“In other words, Postecoglou couldn’t be any more up the Yorkshire outfit’s street if he kept ferrets down the front of his Australian strides. Celtic, for their part, remain satisfied that their man has no intention of bailing out on them before his work here is done.”
Oh dear God. In any Jackson article, there is always at least one grindingly awful paragraph like this, one where his use of the language is so offensive to the reader’s sensibilities that it should be considered a crime against humanity. That’s like a drunk guy at a party coming up to you, grabbing you by the collars of your shirt and screaming into your face. And the use of the term “bailing out” is usually reserved for people parachuting out of a bad situation. It’s in context, but only just.
“His close relationship with chairman Peter Lawwell in particular, lends some credence to their comfort. And that’s good news where the image of the Scottish game is concerned because Postecoglou is exactly the kind of character who makes our landscape a great deal more interesting.”
“Credence to their comfort.” Ooft. That’s a bad one. Still, I did snigger a bit at the idea that Jackson, or most others in the media, care at all about the “image of the Scottish game.” Especially in an article where he’s suggested that our manager, chasing a treble, might want to leave for a relegation dogfight in the EPL. He could write comedy this guy. Badly, but he could have a go.
“Put it this way, if you don’t appreciate the work he is doing in this country or if you can’t bring yourself to enjoy the manner in which he’s been going about it then you’re either a Rangers fan or a philistine. But – by their very nature – football managers can be a strange, unpredictable lot. It tends to be best not to take them for granted.”
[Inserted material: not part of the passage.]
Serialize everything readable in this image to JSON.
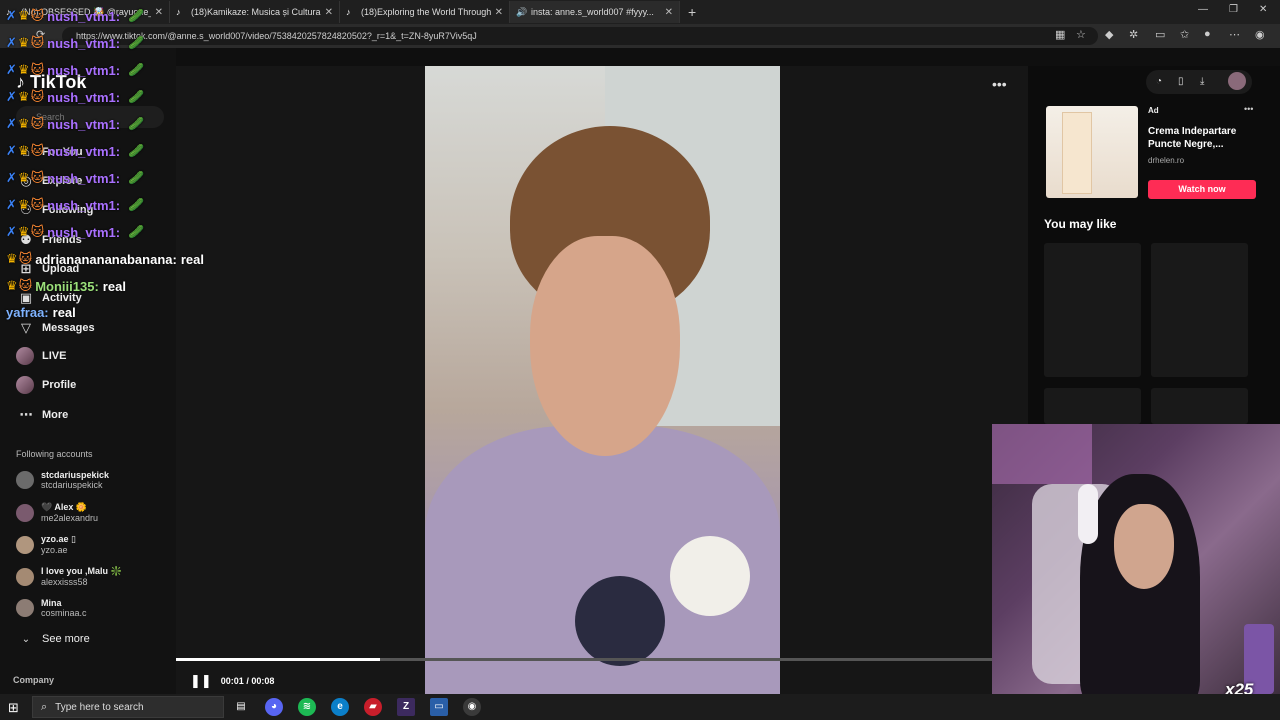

An Ibrox fan or a Philistine? And those two need to be mutually exclusive, do they? I always thought they more or less went together. Which one are you Keith? Which one are you?